[TASK PROMPT]:
Wherever a line holds the word "Count", copy that line from the data.

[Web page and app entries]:
○ ○ ○ ○ ○
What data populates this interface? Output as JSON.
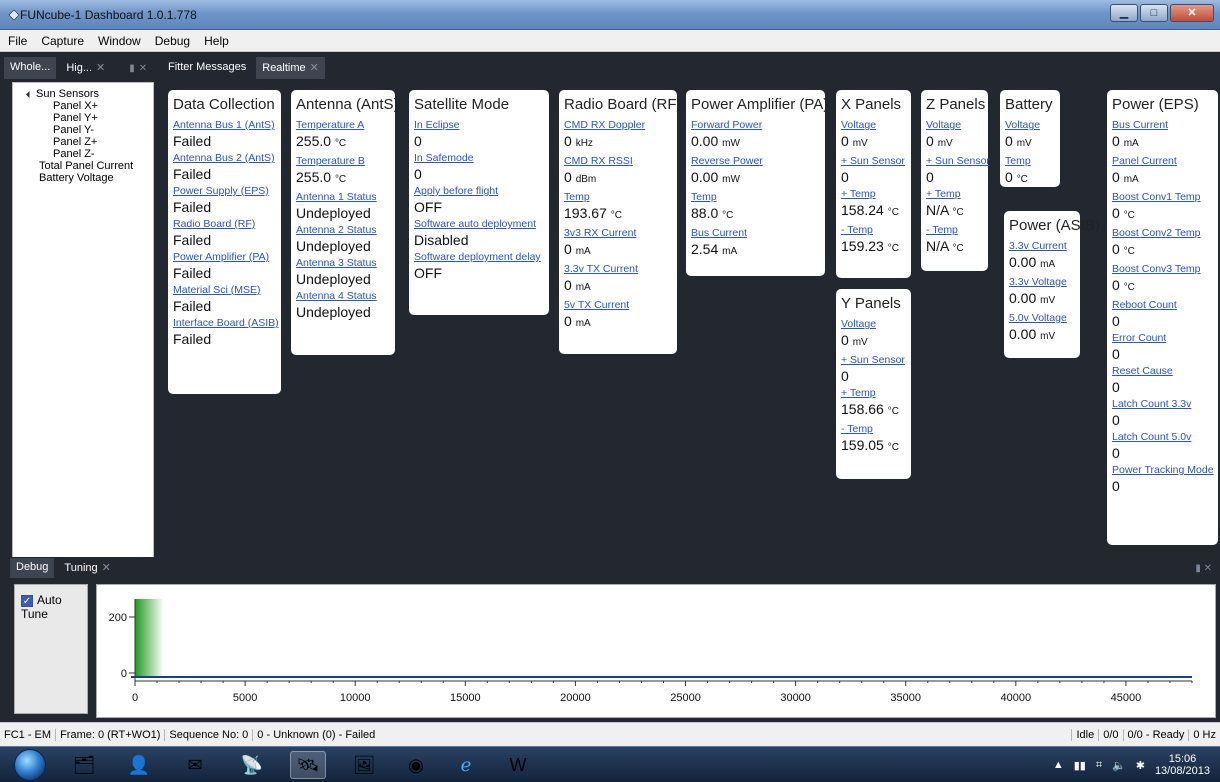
{
  "window": {
    "title": "FUNcube-1 Dashboard 1.0.1.778"
  },
  "menu": [
    "File",
    "Capture",
    "Window",
    "Debug",
    "Help"
  ],
  "left_tabs": [
    "Whole...",
    "Hig..."
  ],
  "doc_tabs": [
    "Fitter Messages",
    "Realtime"
  ],
  "tree": {
    "root": "Sun Sensors",
    "children": [
      "Panel X+",
      "Panel Y+",
      "Panel Y-",
      "Panel Z+",
      "Panel Z-"
    ],
    "extra": [
      "Total Panel Current",
      "Battery Voltage"
    ]
  },
  "cards": {
    "data_collection": {
      "title": "Data Collection",
      "rows": [
        {
          "label": "Antenna Bus 1 (AntS)",
          "value": "Failed",
          "unit": ""
        },
        {
          "label": "Antenna Bus 2 (AntS)",
          "value": "Failed",
          "unit": ""
        },
        {
          "label": "Power Supply (EPS)",
          "value": "Failed",
          "unit": ""
        },
        {
          "label": "Radio Board (RF)",
          "value": "Failed",
          "unit": ""
        },
        {
          "label": "Power Amplifier (PA)",
          "value": "Failed",
          "unit": ""
        },
        {
          "label": "Material Sci (MSE)",
          "value": "Failed",
          "unit": ""
        },
        {
          "label": "Interface Board (ASIB)",
          "value": "Failed",
          "unit": ""
        }
      ]
    },
    "antenna": {
      "title": "Antenna (AntS)",
      "rows": [
        {
          "label": "Temperature A",
          "value": "255.0",
          "unit": "°C"
        },
        {
          "label": "Temperature B",
          "value": "255.0",
          "unit": "°C"
        },
        {
          "label": "Antenna 1 Status",
          "value": "Undeployed",
          "unit": ""
        },
        {
          "label": "Antenna 2 Status",
          "value": "Undeployed",
          "unit": ""
        },
        {
          "label": "Antenna 3 Status",
          "value": "Undeployed",
          "unit": ""
        },
        {
          "label": "Antenna 4 Status",
          "value": "Undeployed",
          "unit": ""
        }
      ]
    },
    "satellite_mode": {
      "title": "Satellite Mode",
      "rows": [
        {
          "label": "In Eclipse",
          "value": "0",
          "unit": ""
        },
        {
          "label": "In Safemode",
          "value": "0",
          "unit": ""
        },
        {
          "label": "Apply before flight",
          "value": "OFF",
          "unit": ""
        },
        {
          "label": "Software auto deployment",
          "value": "Disabled",
          "unit": ""
        },
        {
          "label": "Software deployment delay",
          "value": "OFF",
          "unit": ""
        }
      ]
    },
    "radio_board": {
      "title": "Radio Board (RF)",
      "rows": [
        {
          "label": "CMD RX Doppler",
          "value": "0",
          "unit": "kHz"
        },
        {
          "label": "CMD RX RSSI",
          "value": "0",
          "unit": "dBm"
        },
        {
          "label": "Temp",
          "value": "193.67",
          "unit": "°C"
        },
        {
          "label": "3v3 RX Current",
          "value": "0",
          "unit": "mA"
        },
        {
          "label": "3.3v TX Current",
          "value": "0",
          "unit": "mA"
        },
        {
          "label": "5v TX Current",
          "value": "0",
          "unit": "mA"
        }
      ]
    },
    "power_amp": {
      "title": "Power Amplifier (PA)",
      "rows": [
        {
          "label": "Forward Power",
          "value": "0.00",
          "unit": "mW"
        },
        {
          "label": "Reverse Power",
          "value": "0.00",
          "unit": "mW"
        },
        {
          "label": "Temp",
          "value": "88.0",
          "unit": "°C"
        },
        {
          "label": "Bus Current",
          "value": "2.54",
          "unit": "mA"
        }
      ]
    },
    "x_panels": {
      "title": "X Panels",
      "rows": [
        {
          "label": "Voltage",
          "value": "0",
          "unit": "mV"
        },
        {
          "label": "+ Sun Sensor",
          "value": "0",
          "unit": ""
        },
        {
          "label": "+ Temp",
          "value": "158.24",
          "unit": "°C"
        },
        {
          "label": "- Temp",
          "value": "159.23",
          "unit": "°C"
        }
      ]
    },
    "y_panels": {
      "title": "Y Panels",
      "rows": [
        {
          "label": "Voltage",
          "value": "0",
          "unit": "mV"
        },
        {
          "label": "+ Sun Sensor",
          "value": "0",
          "unit": ""
        },
        {
          "label": "+ Temp",
          "value": "158.66",
          "unit": "°C"
        },
        {
          "label": "- Temp",
          "value": "159.05",
          "unit": "°C"
        }
      ]
    },
    "z_panels": {
      "title": "Z Panels",
      "rows": [
        {
          "label": "Voltage",
          "value": "0",
          "unit": "mV"
        },
        {
          "label": "+ Sun Sensor",
          "value": "0",
          "unit": ""
        },
        {
          "label": "+ Temp",
          "value": "N/A",
          "unit": "°C"
        },
        {
          "label": "- Temp",
          "value": "N/A",
          "unit": "°C"
        }
      ]
    },
    "battery": {
      "title": "Battery",
      "rows": [
        {
          "label": "Voltage",
          "value": "0",
          "unit": "mV"
        },
        {
          "label": "Temp",
          "value": "0",
          "unit": "°C"
        }
      ]
    },
    "power_asib": {
      "title": "Power (ASIB)",
      "rows": [
        {
          "label": "3.3v Current",
          "value": "0.00",
          "unit": "mA"
        },
        {
          "label": "3.3v Voltage",
          "value": "0.00",
          "unit": "mV"
        },
        {
          "label": "5.0v Voltage",
          "value": "0.00",
          "unit": "mV"
        }
      ]
    },
    "power_eps": {
      "title": "Power (EPS)",
      "rows": [
        {
          "label": "Bus Current",
          "value": "0",
          "unit": "mA"
        },
        {
          "label": "Panel Current",
          "value": "0",
          "unit": "mA"
        },
        {
          "label": "Boost Conv1 Temp",
          "value": "0",
          "unit": "°C"
        },
        {
          "label": "Boost Conv2 Temp",
          "value": "0",
          "unit": "°C"
        },
        {
          "label": "Boost Conv3 Temp",
          "value": "0",
          "unit": "°C"
        },
        {
          "label": "Reboot Count",
          "value": "0",
          "unit": ""
        },
        {
          "label": "Error Count",
          "value": "0",
          "unit": ""
        },
        {
          "label": "Reset Cause",
          "value": "0",
          "unit": ""
        },
        {
          "label": "Latch Count 3.3v",
          "value": "0",
          "unit": ""
        },
        {
          "label": "Latch Count 5.0v",
          "value": "0",
          "unit": ""
        },
        {
          "label": "Power Tracking Mode",
          "value": "0",
          "unit": ""
        }
      ]
    }
  },
  "bottom_tabs": [
    "Debug",
    "Tuning"
  ],
  "tuning": {
    "auto_tune_label": "Auto Tune",
    "auto_tune_checked": true
  },
  "chart_data": {
    "type": "area",
    "x_ticks": [
      0,
      5000,
      10000,
      15000,
      20000,
      25000,
      30000,
      35000,
      40000,
      45000
    ],
    "y_ticks": [
      0,
      200
    ],
    "xlim": [
      0,
      48000
    ],
    "ylim": [
      0,
      260
    ],
    "signal_region": [
      0,
      1300
    ],
    "signal_color": "#1f9a1f",
    "baseline_color": "#1a3f8f"
  },
  "status": {
    "left": [
      "FC1 - EM",
      "Frame: 0 (RT+WO1)",
      "Sequence No: 0",
      "0 - Unknown (0) - Failed"
    ],
    "right": [
      "Idle",
      "0/0",
      "0/0 - Ready",
      "0 Hz"
    ]
  },
  "taskbar": {
    "time": "15:06",
    "date": "13/08/2013"
  }
}
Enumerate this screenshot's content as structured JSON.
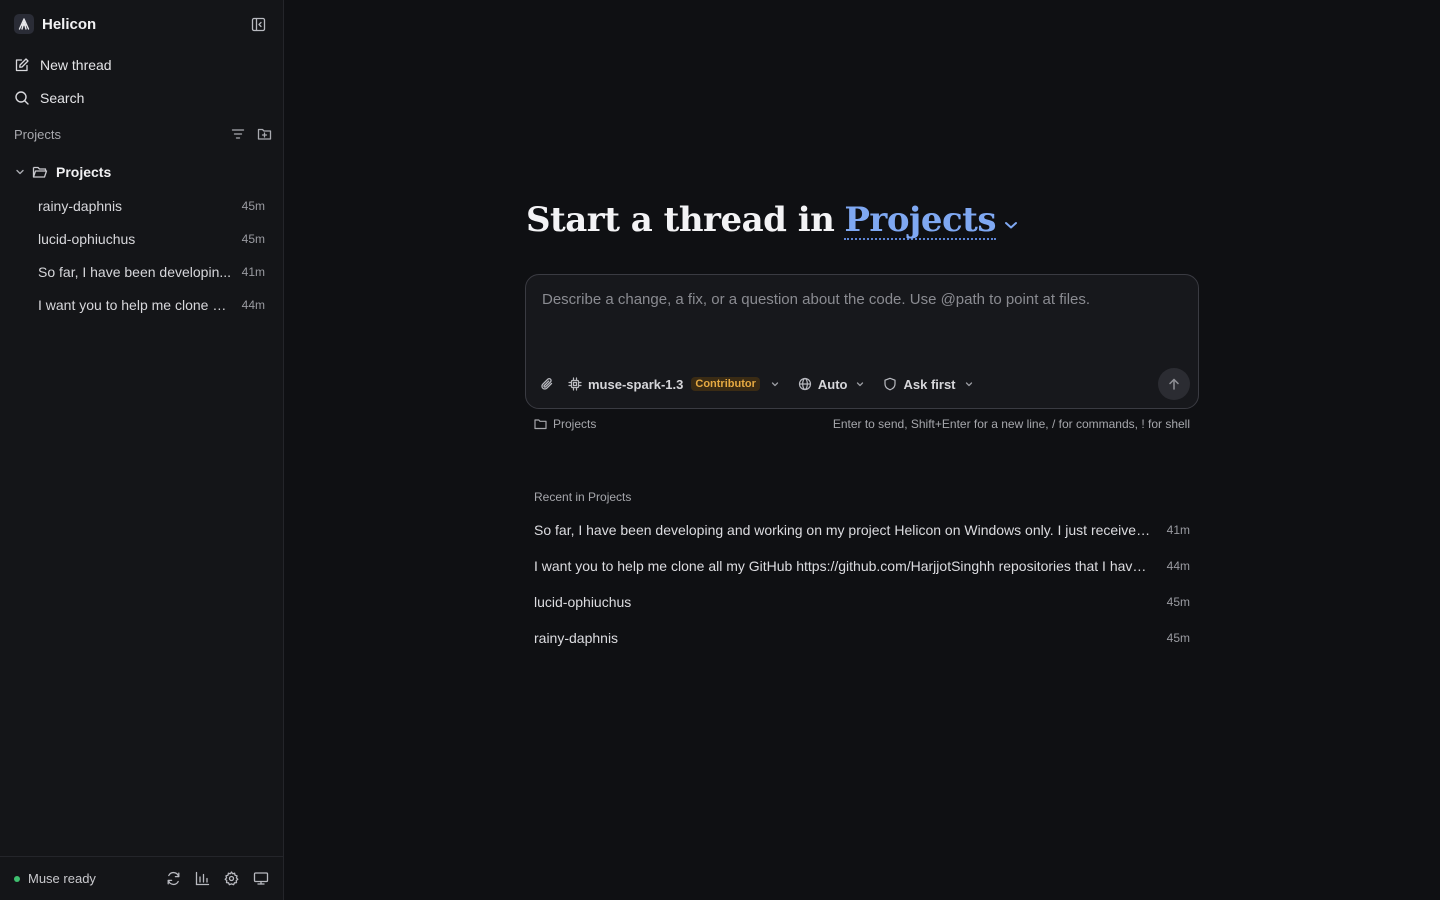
{
  "app": {
    "name": "Helicon"
  },
  "sidebar": {
    "nav": [
      {
        "label": "New thread",
        "icon": "pencil-square-icon"
      },
      {
        "label": "Search",
        "icon": "search-icon"
      }
    ],
    "section_label": "Projects",
    "folder": {
      "name": "Projects",
      "expanded": true
    },
    "threads": [
      {
        "title": "rainy-daphnis",
        "time": "45m"
      },
      {
        "title": "lucid-ophiuchus",
        "time": "45m"
      },
      {
        "title": "So far, I have been developin...",
        "time": "41m"
      },
      {
        "title": "I want you to help me clone al...",
        "time": "44m"
      }
    ],
    "footer": {
      "status": "Muse ready",
      "status_color": "#3fbf6f"
    }
  },
  "main": {
    "headline_prefix": "Start a thread in",
    "headline_project": "Projects",
    "composer": {
      "placeholder": "Describe a change, a fix, or a question about the code. Use @path to point at files.",
      "value": "",
      "model": "muse-spark-1.3",
      "model_badge": "Contributor",
      "mode": "Auto",
      "permission": "Ask first"
    },
    "location": "Projects",
    "hint": "Enter to send, Shift+Enter for a new line, / for commands, ! for shell",
    "recent_label": "Recent in Projects",
    "recent": [
      {
        "title": "So far, I have been developing and working on my project Helicon on Windows only. I just received...",
        "time": "41m"
      },
      {
        "title": "I want you to help me clone all my GitHub https://github.com/HarjjotSinghh repositories that I have ...",
        "time": "44m"
      },
      {
        "title": "lucid-ophiuchus",
        "time": "45m"
      },
      {
        "title": "rainy-daphnis",
        "time": "45m"
      }
    ]
  },
  "colors": {
    "accent": "#7fa8f2",
    "badge_text": "#e5a942",
    "background": "#0f1013",
    "sidebar": "#141518"
  }
}
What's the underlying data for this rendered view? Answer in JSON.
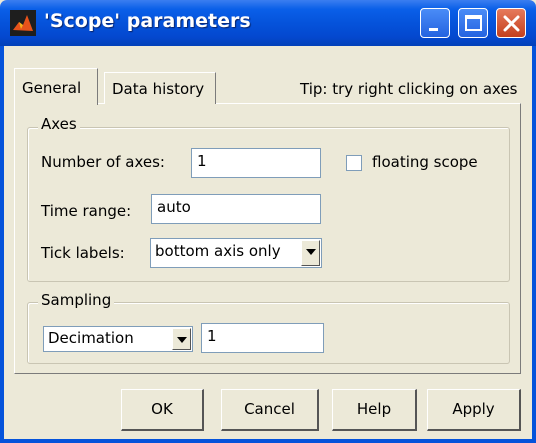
{
  "window": {
    "title": "'Scope' parameters",
    "icon": "matlab-icon",
    "controls": [
      "minimize-icon",
      "maximize-icon",
      "close-icon"
    ]
  },
  "tabs": [
    {
      "label": "General",
      "selected": true
    },
    {
      "label": "Data history",
      "selected": false
    }
  ],
  "tip": "Tip: try right clicking on axes",
  "axes_group": {
    "legend": "Axes",
    "num_axes_label": "Number of axes:",
    "num_axes_value": "1",
    "floating_scope_label": "floating scope",
    "floating_scope_checked": false,
    "time_range_label": "Time range:",
    "time_range_value": "auto",
    "tick_labels_label": "Tick labels:",
    "tick_labels_value": "bottom axis only"
  },
  "sampling_group": {
    "legend": "Sampling",
    "mode_value": "Decimation",
    "factor_value": "1"
  },
  "buttons": {
    "ok": "OK",
    "cancel": "Cancel",
    "help": "Help",
    "apply": "Apply"
  }
}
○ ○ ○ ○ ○
[COMPLETED TASK]:
          "label": "Reboot Count",
          "label": "Error Count",
          "label": "Latch Count 3.3v",
          "label": "Latch Count 5.0v",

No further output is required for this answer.